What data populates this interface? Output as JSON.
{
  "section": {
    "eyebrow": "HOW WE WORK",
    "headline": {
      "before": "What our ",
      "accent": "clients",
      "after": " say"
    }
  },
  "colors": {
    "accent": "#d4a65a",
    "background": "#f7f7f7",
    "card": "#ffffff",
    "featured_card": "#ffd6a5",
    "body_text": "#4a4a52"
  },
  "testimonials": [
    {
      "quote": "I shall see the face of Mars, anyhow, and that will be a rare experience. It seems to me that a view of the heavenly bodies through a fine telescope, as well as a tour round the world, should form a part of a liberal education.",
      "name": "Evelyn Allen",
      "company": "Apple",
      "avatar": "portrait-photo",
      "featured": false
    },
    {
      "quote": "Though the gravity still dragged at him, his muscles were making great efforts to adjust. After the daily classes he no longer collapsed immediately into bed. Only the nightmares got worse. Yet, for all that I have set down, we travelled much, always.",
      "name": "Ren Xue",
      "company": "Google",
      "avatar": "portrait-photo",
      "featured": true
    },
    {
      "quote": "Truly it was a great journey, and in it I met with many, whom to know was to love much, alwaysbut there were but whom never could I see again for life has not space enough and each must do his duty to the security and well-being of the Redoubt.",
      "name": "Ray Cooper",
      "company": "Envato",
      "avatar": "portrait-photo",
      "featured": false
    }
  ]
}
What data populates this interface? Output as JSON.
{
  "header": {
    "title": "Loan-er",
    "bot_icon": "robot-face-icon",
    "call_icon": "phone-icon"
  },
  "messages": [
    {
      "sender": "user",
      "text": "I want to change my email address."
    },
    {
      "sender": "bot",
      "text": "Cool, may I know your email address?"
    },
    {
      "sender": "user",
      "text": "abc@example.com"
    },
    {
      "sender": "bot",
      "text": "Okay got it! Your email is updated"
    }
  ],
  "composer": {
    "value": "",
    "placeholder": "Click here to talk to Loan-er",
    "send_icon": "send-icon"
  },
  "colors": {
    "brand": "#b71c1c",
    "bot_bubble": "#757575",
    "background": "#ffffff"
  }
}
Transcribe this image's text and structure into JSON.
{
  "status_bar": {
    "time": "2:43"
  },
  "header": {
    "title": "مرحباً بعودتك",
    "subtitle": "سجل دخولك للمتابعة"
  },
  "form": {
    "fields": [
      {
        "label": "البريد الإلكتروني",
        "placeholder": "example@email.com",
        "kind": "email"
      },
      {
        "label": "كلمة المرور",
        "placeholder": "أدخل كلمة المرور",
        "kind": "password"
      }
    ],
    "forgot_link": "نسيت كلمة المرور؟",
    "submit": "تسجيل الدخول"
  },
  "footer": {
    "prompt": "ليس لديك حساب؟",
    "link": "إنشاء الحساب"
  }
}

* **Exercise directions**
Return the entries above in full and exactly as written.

* **Your solution**
What data populates this interface? Output as JSON.
{
  "section": {
    "eyebrow": "HOW WE WORK",
    "headline": {
      "before": "What our ",
      "accent": "clients",
      "after": " say"
    }
  },
  "colors": {
    "accent": "#d4a65a",
    "background": "#f7f7f7",
    "card": "#ffffff",
    "featured_card": "#ffd6a5",
    "body_text": "#4a4a52"
  },
  "testimonials": [
    {
      "quote": "I shall see the face of Mars, anyhow, and that will be a rare experience. It seems to me that a view of the heavenly bodies through a fine telescope, as well as a tour round the world, should form a part of a liberal education.",
      "name": "Evelyn Allen",
      "company": "Apple",
      "avatar": "portrait-photo",
      "featured": false
    },
    {
      "quote": "Though the gravity still dragged at him, his muscles were making great efforts to adjust. After the daily classes he no longer collapsed immediately into bed. Only the nightmares got worse. Yet, for all that I have set down, we travelled much, always.",
      "name": "Ren Xue",
      "company": "Google",
      "avatar": "portrait-photo",
      "featured": true
    },
    {
      "quote": "Truly it was a great journey, and in it I met with many, whom to know was to love much, alwaysbut there were but whom never could I see again for life has not space enough and each must do his duty to the security and well-being of the Redoubt.",
      "name": "Ray Cooper",
      "company": "Envato",
      "avatar": "portrait-photo",
      "featured": false
    }
  ]
}
What data populates this interface? Output as JSON.
{
  "header": {
    "title": "Loan-er",
    "bot_icon": "robot-face-icon",
    "call_icon": "phone-icon"
  },
  "messages": [
    {
      "sender": "user",
      "text": "I want to change my email address."
    },
    {
      "sender": "bot",
      "text": "Cool, may I know your email address?"
    },
    {
      "sender": "user",
      "text": "abc@example.com"
    },
    {
      "sender": "bot",
      "text": "Okay got it! Your email is updated"
    }
  ],
  "composer": {
    "value": "",
    "placeholder": "Click here to talk to Loan-er",
    "send_icon": "send-icon"
  },
  "colors": {
    "brand": "#b71c1c",
    "bot_bubble": "#757575",
    "background": "#ffffff"
  }
}
Transcribe this image's text and structure into JSON.
{
  "status_bar": {
    "time": "2:43"
  },
  "header": {
    "title": "مرحباً بعودتك",
    "subtitle": "سجل دخولك للمتابعة"
  },
  "form": {
    "fields": [
      {
        "label": "البريد الإلكتروني",
        "placeholder": "example@email.com",
        "kind": "email"
      },
      {
        "label": "كلمة المرور",
        "placeholder": "أدخل كلمة المرور",
        "kind": "password"
      }
    ],
    "forgot_link": "نسيت كلمة المرور؟",
    "submit": "تسجيل الدخول"
  },
  "footer": {
    "prompt": "ليس لديك حساب؟",
    "link": "إنشاء الحساب"
  }
}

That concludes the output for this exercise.